"With time running out, our collective efforts can make the difference," he said in a letter sent on Friday to leaders of the Group of Eight rich industrialized nations and five major developing economies due to meet in St. Petersburg on July 17.
The meeting of leaders from the United States, Japan, Germany, Britain, France, Italy, Canada and Russia comes two weeks after trade ministers met in Geneva but failed to resolve any differences over farm and industrial goods which, along with services, make up the three pillars of the talks.
"We can work to lift millions from poverty, boost developing country income, improve global market access and reduce taxpayer and consumer costs for all, or allow the whole effort to collapse, with harm to everyone," Wolfowitz wrote.

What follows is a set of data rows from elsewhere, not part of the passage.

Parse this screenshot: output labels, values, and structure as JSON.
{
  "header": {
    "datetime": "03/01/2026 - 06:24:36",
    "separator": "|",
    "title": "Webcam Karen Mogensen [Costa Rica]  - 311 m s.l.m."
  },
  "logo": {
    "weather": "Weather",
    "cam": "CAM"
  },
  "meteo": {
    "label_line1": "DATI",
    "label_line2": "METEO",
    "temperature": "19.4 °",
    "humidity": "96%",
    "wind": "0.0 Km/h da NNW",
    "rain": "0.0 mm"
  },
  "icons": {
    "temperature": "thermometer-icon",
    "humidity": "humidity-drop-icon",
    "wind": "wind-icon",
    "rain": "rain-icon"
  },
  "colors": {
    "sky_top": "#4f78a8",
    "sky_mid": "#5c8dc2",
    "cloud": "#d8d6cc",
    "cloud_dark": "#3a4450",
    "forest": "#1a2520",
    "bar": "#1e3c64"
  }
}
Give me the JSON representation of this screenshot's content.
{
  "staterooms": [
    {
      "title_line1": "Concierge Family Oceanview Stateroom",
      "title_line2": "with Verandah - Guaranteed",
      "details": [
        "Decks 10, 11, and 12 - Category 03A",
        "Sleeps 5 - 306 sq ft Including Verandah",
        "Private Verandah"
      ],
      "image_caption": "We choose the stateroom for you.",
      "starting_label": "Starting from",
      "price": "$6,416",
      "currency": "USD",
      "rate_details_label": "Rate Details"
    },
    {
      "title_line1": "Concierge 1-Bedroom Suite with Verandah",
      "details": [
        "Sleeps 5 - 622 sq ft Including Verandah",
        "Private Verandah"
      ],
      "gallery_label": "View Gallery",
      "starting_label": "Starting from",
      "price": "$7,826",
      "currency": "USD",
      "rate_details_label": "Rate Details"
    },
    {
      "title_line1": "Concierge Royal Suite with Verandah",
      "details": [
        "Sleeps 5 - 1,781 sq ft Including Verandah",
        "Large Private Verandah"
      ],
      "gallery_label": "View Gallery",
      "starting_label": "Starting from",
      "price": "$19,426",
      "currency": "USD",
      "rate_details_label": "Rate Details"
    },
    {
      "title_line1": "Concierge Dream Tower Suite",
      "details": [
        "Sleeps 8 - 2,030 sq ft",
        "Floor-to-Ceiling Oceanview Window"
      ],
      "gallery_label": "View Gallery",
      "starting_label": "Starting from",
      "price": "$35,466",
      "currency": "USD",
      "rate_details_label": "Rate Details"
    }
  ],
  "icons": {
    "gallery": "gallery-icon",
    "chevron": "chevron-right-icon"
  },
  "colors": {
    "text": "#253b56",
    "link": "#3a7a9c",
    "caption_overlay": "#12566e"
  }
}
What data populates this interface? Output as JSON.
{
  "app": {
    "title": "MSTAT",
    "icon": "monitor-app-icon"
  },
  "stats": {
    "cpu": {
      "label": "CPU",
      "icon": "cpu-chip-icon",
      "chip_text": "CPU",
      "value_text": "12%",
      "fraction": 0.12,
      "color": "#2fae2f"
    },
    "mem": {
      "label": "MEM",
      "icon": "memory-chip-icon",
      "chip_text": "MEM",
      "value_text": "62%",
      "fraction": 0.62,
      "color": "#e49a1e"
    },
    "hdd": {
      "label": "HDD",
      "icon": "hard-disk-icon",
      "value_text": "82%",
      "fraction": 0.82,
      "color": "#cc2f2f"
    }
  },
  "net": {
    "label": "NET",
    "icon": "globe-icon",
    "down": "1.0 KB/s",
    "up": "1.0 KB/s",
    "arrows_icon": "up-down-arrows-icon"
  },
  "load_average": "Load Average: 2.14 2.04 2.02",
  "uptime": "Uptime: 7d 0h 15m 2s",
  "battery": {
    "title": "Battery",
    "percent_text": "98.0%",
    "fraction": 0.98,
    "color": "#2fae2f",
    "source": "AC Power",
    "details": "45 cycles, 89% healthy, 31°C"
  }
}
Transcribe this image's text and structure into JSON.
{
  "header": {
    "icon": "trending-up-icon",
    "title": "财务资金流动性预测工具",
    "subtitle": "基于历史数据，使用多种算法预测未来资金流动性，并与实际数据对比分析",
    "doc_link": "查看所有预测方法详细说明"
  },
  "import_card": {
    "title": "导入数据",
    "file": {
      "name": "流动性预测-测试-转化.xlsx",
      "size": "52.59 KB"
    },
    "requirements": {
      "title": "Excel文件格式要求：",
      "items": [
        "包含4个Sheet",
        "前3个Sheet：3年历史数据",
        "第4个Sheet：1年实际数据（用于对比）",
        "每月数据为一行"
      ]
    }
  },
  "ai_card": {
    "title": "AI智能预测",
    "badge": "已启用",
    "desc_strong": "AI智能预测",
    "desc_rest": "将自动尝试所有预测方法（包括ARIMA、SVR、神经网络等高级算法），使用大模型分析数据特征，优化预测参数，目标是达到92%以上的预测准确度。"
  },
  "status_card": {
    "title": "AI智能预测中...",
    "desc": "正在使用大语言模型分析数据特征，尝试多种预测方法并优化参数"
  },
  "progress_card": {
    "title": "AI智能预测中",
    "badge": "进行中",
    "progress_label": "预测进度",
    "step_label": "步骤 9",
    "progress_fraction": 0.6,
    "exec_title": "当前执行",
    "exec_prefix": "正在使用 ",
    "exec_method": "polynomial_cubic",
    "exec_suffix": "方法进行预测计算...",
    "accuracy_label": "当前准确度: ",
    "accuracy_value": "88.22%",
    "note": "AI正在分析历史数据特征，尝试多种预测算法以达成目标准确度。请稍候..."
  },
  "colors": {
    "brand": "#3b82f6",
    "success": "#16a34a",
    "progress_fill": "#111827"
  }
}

The meetings begin on July 15 and end on July 17, when the leaders of China, Brazil, India, South Africa, Mexico, the African Union and international organizations are scheduled to meet with their Group of Eight counterparts -- the G8 plus 5.
The so-called Doha development round started almost five years ago with a mandate of lifting millions of people out of poverty through freer trade and enhanced global growth.
Poorer nations have long insisted that richer countries must open their agriculture markets before they will open their industrial and services markets.
Wolfowitz called on all sides to make further concessions.
"Next week, a collective pledge by the U.S. to reduce agriculture subsidies, by the (European Union) to improve market access and the + 5 Members to limit tariffs on manufactures ... could help seal a deal," Wolfowitz wrote.
Full trade liberalization could generate $300 billion a year in additional world economic production with developing countries gaining up to $86 billion, dwarfing annual bilateral assistance efforts, he said.
"The world's poorest people, the 1.2 billion living on less than $1 a day, are counting on your good intentions being transformed into decisive action, just as last year when your resolute political leadership launched the historic Multilateral Debt Relief Initiative," he added in reference to the outcome of the G8's Gleneagles summit in Scotland